[Extracted records]
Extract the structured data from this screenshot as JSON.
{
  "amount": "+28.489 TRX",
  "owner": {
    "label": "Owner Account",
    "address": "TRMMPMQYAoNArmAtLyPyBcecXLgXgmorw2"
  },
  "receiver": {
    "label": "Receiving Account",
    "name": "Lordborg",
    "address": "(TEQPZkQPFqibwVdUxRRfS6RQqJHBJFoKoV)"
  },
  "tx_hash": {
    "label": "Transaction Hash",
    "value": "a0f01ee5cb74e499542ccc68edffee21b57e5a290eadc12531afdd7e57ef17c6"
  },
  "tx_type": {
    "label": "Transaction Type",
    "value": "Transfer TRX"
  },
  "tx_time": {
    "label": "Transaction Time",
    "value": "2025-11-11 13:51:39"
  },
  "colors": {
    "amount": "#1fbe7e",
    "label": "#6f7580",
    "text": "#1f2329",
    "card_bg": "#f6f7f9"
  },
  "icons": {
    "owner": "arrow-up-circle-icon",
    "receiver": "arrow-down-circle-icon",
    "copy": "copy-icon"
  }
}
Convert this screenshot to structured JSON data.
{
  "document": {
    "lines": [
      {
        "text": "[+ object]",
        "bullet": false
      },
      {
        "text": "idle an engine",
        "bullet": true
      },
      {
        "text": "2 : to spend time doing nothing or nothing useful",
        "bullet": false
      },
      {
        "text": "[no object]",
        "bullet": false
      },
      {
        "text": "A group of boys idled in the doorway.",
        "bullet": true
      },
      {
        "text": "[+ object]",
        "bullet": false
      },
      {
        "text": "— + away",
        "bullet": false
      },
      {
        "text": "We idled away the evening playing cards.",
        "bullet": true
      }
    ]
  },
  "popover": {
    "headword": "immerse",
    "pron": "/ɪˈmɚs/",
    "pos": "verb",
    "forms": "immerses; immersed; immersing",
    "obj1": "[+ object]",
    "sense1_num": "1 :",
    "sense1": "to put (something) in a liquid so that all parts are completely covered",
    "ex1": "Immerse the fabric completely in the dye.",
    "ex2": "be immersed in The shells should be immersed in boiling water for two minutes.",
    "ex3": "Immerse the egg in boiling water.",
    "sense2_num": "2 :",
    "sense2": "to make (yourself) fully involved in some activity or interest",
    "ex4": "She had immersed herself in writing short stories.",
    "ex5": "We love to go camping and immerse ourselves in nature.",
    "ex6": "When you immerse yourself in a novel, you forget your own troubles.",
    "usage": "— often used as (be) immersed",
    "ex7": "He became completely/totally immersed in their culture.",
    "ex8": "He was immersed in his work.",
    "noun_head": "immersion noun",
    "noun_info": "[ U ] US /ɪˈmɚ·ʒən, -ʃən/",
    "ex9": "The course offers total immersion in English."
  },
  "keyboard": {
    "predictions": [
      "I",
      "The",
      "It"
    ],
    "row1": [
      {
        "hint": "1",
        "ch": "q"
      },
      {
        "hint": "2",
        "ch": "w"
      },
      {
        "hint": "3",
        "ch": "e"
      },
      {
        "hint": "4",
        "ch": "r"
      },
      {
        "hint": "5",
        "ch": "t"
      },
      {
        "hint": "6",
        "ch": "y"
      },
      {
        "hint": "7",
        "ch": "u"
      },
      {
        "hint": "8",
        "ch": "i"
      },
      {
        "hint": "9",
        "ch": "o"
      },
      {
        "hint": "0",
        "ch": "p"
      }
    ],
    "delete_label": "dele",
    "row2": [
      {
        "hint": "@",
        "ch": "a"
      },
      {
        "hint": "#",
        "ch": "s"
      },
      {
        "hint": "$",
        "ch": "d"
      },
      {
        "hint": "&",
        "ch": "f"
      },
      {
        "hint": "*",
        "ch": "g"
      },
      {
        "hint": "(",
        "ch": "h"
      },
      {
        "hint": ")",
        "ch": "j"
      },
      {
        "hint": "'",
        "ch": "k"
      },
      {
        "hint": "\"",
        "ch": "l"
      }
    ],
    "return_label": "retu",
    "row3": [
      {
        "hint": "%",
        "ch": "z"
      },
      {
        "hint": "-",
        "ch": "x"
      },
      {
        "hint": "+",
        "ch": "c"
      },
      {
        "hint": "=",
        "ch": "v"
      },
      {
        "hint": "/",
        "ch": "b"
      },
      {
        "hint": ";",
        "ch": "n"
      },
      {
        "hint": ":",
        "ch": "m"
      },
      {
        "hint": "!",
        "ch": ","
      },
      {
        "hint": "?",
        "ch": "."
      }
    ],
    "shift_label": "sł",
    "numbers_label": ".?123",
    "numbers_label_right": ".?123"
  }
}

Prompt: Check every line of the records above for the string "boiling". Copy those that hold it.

Solved exercise:
    "ex2": "be immersed in The shells should be immersed in boiling water for two minutes.",
    "ex3": "Immerse the egg in boiling water.",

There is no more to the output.